Finally, progressive overload is the process of subjecting your body to ever-increasing amounts of stress. By deliberately increasing the amount of work your body performs, your muscles and nervous system can adapt and improve over time. The process of progressive overload is depicted in the myth surrounding Milo of Croton. When a calf was born near Milo’s home, the wrestler lifted and carried the animal on his shoulders. Each day, Milo repeated the process. 4 years later, Milo was no longer lifting a small animal, but a full grown 4 year old bull. The same process can be applied to training.
We’ve discussed the principle of progressive overload with anaerobic training.

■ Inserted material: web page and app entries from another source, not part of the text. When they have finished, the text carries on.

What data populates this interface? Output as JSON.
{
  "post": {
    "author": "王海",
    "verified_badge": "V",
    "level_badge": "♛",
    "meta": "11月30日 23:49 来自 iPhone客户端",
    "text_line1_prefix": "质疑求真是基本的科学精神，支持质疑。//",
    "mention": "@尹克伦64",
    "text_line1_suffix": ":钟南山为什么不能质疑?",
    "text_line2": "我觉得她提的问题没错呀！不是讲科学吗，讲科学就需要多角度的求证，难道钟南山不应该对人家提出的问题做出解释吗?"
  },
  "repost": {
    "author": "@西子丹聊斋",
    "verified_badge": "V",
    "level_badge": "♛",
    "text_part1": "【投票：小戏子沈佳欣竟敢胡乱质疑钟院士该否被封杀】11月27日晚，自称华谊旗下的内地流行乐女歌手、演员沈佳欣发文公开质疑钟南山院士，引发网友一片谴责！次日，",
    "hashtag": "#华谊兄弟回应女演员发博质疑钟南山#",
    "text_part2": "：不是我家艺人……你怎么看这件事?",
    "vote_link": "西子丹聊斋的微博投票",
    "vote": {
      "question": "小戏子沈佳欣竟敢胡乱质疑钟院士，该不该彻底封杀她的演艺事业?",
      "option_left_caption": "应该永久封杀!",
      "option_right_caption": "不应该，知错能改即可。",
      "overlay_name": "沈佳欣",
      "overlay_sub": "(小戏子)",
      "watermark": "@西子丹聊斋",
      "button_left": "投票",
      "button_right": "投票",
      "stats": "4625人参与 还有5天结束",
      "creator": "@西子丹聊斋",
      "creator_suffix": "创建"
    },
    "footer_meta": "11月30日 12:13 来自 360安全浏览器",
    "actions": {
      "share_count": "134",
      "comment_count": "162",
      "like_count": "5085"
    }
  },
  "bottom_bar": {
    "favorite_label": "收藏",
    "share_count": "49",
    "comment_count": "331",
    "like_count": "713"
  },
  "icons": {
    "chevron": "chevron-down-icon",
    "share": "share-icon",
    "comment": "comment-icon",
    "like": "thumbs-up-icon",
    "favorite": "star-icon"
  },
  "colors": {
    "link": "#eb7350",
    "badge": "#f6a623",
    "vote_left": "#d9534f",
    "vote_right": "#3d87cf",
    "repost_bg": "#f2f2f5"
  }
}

Typically, this falls into a few categories:
- Adding more sets - if you can squat 3 sets of 3 at 300 pounds, add one more set and perform 1, 2, or 3 repetitions until you can do 4x3 at 300 pounds. Eventually, build to 5-8 sets of 3.
- Adding more reps - Using the same set structure as above, if you’ve reached a point where you can do 5 sets of 3 reps at 300 pounds, begin adding reps to your sets until you can do 5 sets of 4 reps, and eventually 5 sets of 5 reps.
- Adding more workouts - This option is self explanatory. You can increase your work capacity by working out more frequently. Importantly, this option can also subject your body to a greater amount of stress.
But what about aerobic work capacity?
While we are certainly more versed in high-intensity resistance training, the same principle applies to aerobic training. Using the same format as our anaerobic list above, progressive overload under aerobic conditions could look something like:
- Interval training with 400-800m runs. For example, starting with 4 800 m runs and progressively increasing to 5, 6, 7, etc.
- Continuing with the running example, if you can only perform 5 rounds of 400 m runs, begin adding in longer 600 or 800 runs one round at a time.
- Increasing the frequency of your anaerobic training. Simply workout more often.